SoMa is considered ground zero for San Francisco's current tech boom. The neighborhood is home to VC darlings such as Pinterest, LinkedIn and Airbnb. Yet, like all submarkets, SoMa is still subject to market forces and changing trends. Bisnow took a look at four possible changes that could hit SoMa in case of a tech downturn. Want to know more about trends that are shaping development here? Check out Bisnow’s Future of SoMa and Tenderloin event July 13.

Tech Bubble


The district’s exposure to the tech industry has driven much of the rent growth and economic development. When that particular engine of growth sputters, SoMa will have little to fall back on. It remains to be seen if companies that aren't Y-Combinator darlings can take root here. The slowdown has even drawn comment from Boston Properties CEO Doug Linde, who remarked the market for large office leases outside of Silicon Valley was thinning.

An End To Great Amenities?


Falling valuations force startups to become profitable (or at least EBITDA-positive). Expenditures on discretionary items will be on the chopping block. Will it mean goodbye to beer taps, game rooms and the rest of the things we’ve come to associate with creative office amenities? The implications for physical layouts and character of the real estate could be profound. The district's many bars, restaurants and coffee shops could see a lot more activity from recently deprived techies.
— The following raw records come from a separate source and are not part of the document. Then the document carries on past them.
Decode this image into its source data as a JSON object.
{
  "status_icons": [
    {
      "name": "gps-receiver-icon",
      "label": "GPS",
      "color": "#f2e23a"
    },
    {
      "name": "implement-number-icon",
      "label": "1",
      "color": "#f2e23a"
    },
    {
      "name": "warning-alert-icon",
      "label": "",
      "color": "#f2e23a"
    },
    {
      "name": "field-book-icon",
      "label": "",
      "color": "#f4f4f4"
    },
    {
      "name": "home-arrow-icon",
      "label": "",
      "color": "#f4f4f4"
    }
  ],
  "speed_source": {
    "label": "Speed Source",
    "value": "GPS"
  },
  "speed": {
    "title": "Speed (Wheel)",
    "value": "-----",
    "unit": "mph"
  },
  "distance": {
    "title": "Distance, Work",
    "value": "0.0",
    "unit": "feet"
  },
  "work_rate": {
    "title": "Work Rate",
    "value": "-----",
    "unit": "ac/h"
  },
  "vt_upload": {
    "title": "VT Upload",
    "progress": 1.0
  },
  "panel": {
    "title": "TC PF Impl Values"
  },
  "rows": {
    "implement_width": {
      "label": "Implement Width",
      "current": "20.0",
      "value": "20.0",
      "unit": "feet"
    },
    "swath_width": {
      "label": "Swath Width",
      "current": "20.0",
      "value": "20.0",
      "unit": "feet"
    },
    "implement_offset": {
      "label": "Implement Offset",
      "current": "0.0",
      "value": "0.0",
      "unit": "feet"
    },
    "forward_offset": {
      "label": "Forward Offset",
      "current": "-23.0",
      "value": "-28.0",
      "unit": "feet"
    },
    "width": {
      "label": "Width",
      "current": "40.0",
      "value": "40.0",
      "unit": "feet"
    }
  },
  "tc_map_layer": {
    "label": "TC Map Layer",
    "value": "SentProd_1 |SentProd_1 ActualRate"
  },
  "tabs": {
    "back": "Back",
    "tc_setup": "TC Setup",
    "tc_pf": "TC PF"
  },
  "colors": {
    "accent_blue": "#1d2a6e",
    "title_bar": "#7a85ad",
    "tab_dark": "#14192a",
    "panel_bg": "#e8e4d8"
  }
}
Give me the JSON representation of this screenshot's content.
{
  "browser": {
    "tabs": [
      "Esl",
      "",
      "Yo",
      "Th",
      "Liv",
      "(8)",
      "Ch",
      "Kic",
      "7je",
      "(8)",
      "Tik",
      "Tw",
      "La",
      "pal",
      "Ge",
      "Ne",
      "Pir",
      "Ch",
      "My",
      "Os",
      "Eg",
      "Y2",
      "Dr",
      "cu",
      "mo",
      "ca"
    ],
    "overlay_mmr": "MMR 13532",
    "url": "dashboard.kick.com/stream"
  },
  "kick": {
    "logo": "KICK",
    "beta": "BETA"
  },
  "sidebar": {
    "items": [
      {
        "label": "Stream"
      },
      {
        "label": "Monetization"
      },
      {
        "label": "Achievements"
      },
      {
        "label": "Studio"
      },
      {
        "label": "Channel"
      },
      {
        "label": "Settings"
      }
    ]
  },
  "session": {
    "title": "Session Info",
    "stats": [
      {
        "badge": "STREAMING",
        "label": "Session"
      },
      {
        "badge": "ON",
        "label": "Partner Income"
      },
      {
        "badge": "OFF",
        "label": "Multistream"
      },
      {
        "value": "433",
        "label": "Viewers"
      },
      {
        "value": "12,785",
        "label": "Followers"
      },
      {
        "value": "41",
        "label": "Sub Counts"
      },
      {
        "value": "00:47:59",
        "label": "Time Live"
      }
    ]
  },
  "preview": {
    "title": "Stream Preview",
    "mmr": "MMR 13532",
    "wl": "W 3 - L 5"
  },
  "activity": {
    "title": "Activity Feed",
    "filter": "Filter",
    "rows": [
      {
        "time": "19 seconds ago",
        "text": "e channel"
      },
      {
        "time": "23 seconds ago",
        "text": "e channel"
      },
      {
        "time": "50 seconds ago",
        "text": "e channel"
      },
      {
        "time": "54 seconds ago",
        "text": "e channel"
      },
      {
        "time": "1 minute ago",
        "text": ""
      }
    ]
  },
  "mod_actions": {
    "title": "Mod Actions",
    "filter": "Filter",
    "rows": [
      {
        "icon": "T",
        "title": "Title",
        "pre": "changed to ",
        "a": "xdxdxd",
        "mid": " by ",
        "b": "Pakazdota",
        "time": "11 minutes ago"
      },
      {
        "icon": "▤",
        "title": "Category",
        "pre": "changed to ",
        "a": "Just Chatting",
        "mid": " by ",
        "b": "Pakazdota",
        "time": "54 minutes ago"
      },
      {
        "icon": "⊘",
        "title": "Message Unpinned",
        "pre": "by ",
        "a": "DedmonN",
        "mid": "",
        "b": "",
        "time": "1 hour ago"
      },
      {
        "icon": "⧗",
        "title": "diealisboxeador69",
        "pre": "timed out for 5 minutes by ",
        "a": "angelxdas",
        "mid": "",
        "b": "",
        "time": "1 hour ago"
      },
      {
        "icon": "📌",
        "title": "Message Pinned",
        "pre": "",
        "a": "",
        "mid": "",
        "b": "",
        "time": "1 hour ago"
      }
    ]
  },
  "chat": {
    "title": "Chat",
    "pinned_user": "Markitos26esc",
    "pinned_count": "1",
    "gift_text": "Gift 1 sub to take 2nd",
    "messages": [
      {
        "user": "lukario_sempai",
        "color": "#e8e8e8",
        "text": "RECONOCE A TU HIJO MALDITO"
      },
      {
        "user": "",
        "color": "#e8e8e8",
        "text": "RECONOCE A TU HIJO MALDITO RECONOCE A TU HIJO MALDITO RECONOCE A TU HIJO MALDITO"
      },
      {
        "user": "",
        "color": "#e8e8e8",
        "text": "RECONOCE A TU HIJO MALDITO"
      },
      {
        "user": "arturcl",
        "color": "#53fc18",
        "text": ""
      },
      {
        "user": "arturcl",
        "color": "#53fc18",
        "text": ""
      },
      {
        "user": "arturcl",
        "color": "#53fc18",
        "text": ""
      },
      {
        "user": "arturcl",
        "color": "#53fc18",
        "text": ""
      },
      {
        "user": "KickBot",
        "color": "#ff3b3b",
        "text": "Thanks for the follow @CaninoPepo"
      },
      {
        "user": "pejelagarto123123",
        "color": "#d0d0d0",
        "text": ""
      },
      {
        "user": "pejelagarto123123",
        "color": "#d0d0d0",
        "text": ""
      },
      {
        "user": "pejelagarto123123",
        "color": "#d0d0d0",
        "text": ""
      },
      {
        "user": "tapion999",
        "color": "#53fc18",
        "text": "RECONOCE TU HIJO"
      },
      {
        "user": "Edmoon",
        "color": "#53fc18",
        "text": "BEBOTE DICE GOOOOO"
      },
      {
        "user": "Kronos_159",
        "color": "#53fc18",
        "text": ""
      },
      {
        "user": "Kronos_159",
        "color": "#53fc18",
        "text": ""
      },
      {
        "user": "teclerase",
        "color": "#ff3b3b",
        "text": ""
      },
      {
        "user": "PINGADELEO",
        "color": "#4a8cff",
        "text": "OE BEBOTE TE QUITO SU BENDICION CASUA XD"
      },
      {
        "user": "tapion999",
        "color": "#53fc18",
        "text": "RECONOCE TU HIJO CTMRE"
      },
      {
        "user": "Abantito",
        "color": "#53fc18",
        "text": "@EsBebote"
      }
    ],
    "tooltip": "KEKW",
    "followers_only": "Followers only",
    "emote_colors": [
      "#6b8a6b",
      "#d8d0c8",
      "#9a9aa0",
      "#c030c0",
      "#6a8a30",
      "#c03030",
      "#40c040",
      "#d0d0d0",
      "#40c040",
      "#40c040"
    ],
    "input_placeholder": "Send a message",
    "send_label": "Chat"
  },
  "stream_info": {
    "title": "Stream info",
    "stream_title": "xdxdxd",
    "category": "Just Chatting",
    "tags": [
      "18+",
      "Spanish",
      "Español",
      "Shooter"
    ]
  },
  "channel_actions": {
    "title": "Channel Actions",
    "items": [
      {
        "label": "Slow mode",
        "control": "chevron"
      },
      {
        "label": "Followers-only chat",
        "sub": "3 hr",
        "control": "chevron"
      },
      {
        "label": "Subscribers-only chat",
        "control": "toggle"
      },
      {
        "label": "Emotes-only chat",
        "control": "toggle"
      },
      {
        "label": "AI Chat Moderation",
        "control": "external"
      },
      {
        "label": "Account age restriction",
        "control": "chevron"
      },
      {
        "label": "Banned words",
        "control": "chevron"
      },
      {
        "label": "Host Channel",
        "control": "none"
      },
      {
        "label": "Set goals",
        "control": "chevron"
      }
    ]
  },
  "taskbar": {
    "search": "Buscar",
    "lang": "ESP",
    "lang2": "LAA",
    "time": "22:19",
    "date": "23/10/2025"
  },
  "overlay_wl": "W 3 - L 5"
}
The Fate Of Creative Office


Along with amenities, companies in SoMa care a lot about designing office environments that boost productivity. Tenants tend to favor open working areas and an emphasis on collaboration, according to Kilroy’s Rick Buziak. Will those areas still make sense for startups looking to cut costs through a lower head count? (Or those whose employees just want somewhere quiet to work?) Perhaps downsizing companies will look for co-working space or other types of offices outside of SoMa

An End To City Hall Support?


San Francisco used incentive programs to draw tech companies to blighted neighborhoods. The city adopted a highly favorable taxing structure to keep Twitter around after the company considered a move to Silicon Valley.   

The city has begun drafting an economic resiliency plan in case of a major economic downturn. The details of the plan—including whether those incentives will be maintained—will be released in the coming months.

If incentives disappear, that could result in dramatic relocations that would have consequences for not only SoMa but the entire city.

To hear more, join us at the Future of SoMa and Tenderloin on July 13 at Hotel Nikko. Sign up here.

Related Topics: SF SoMa